That job falls to the USGS, but “it’s hard to do detailed studies,” McNamara admits.
Last year, the regional EPA office sent the OCC’s top brass — including the chair, vice chair, and a commissioner — a letter urging the commission to take greater steps to reduce wastewater injections. A couple weeks later, the OCC issued the new directive, which a spokesperson for the agency said had already been in the works. In the letter, the EPA warned that a 5.0 earthquake near Cushing, about 60 miles from Edmond, “raises concern over risks to public safety and the environment.”

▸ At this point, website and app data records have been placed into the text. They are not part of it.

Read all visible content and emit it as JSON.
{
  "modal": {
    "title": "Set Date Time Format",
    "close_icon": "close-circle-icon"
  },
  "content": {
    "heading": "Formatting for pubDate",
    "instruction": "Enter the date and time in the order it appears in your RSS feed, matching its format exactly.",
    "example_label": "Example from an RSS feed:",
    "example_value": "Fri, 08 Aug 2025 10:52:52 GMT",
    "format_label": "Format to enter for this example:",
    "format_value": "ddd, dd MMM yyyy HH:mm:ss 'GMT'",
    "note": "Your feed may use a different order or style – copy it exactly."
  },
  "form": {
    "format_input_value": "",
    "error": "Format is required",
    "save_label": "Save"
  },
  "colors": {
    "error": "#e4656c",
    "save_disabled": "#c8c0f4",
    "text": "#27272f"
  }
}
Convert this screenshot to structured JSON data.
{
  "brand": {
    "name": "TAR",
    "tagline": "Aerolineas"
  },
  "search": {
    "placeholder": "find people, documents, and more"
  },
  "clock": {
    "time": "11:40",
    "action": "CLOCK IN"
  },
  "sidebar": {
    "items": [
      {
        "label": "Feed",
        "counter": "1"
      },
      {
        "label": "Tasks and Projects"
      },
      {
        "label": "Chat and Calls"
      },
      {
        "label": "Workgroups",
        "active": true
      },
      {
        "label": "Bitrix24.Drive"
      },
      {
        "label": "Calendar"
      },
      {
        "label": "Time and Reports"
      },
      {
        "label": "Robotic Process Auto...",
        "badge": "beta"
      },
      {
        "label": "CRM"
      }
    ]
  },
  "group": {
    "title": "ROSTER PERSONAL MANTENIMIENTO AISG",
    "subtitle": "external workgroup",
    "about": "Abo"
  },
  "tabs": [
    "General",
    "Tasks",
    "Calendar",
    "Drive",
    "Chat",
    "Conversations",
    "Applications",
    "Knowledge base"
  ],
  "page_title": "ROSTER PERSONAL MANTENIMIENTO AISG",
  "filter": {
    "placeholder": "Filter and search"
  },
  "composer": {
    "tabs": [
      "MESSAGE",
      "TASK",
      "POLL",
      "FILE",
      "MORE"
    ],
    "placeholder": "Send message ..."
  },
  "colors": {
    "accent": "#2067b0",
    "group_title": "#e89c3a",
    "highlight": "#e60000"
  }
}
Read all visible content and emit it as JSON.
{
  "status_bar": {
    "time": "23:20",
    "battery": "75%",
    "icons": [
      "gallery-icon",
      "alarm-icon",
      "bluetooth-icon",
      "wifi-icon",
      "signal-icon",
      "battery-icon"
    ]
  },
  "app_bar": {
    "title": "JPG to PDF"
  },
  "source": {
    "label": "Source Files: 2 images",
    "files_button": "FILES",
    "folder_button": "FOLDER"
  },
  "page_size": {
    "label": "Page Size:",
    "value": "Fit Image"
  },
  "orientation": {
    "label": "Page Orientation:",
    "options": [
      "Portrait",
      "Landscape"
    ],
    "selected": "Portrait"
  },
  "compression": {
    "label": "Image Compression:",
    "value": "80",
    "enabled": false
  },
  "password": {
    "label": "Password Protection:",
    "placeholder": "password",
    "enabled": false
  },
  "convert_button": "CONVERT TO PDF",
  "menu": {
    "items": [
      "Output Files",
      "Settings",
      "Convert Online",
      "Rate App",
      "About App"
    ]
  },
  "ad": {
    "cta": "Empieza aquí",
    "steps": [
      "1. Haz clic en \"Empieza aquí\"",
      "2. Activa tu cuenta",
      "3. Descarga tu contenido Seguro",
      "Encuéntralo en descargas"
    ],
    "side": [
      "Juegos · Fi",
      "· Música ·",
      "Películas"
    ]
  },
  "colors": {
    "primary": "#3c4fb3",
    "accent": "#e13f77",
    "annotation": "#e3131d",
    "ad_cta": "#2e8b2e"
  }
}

“The U.S. Department of Homeland Security (DHS) projects that a quake of magnitude 5.7 could significantly damage the oil storage tanks in Cushing,” the letter stated. “As you fully recognize, a breach in the integrity of the Cushing pipelines and storage facilities could be catastrophic for both the environment and the national energy system given the more than 80 million barrels of crude oil storage capacity.”

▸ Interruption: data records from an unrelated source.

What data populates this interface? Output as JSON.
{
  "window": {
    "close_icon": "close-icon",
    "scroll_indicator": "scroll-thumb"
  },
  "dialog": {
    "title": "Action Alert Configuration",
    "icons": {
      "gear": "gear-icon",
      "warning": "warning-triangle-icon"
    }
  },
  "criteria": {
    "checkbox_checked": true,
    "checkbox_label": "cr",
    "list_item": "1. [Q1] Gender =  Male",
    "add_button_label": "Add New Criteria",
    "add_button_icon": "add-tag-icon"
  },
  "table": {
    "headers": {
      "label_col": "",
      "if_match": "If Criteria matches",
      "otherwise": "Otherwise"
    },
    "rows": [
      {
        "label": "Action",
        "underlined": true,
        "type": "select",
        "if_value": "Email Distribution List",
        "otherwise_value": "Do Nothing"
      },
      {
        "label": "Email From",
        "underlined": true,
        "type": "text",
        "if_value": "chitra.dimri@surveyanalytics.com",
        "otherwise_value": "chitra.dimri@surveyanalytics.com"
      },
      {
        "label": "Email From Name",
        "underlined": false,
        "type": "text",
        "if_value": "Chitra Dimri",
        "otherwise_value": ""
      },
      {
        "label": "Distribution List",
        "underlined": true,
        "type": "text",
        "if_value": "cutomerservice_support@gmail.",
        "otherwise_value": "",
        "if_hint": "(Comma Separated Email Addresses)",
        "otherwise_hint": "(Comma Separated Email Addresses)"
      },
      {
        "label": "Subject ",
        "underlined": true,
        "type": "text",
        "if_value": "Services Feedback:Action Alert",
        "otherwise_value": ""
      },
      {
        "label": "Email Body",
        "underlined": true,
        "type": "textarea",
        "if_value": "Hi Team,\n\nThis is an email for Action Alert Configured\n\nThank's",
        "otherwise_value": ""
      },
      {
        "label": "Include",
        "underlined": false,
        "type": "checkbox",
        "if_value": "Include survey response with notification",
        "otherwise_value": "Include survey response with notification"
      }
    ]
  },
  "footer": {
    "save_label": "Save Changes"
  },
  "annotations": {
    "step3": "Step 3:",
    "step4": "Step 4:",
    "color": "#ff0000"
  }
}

“The work to ensure the safe, responsible, and economically viable development of Oklahoma’s oil and gas resources is an ongoing process,” state seismologist Jacob Walter said in the June statement. “When it comes to all forms of induced seismicity we know far more now than we did only a few years ago, but there’s much work that remains. [Oklahoma Geological Survey] will continue to monitor and track seismic activity and lead research projects to better understand induced seismicity.”
In a state where the governor urged residents to “pray for oil” a few years ago, where the state house was built within site of drilling rigs, and where the biggest political players on the scene are all connected to fossil fuels, it’s hard to imagine that Oklahoma will be taking drastic measures.
In the meantime, McNamara recommends people in Oklahoma start thinking like Californians, securing knickknacks on their shelves and learning about earthquake preparedness.
“They are now living in active earthquake country,” he said.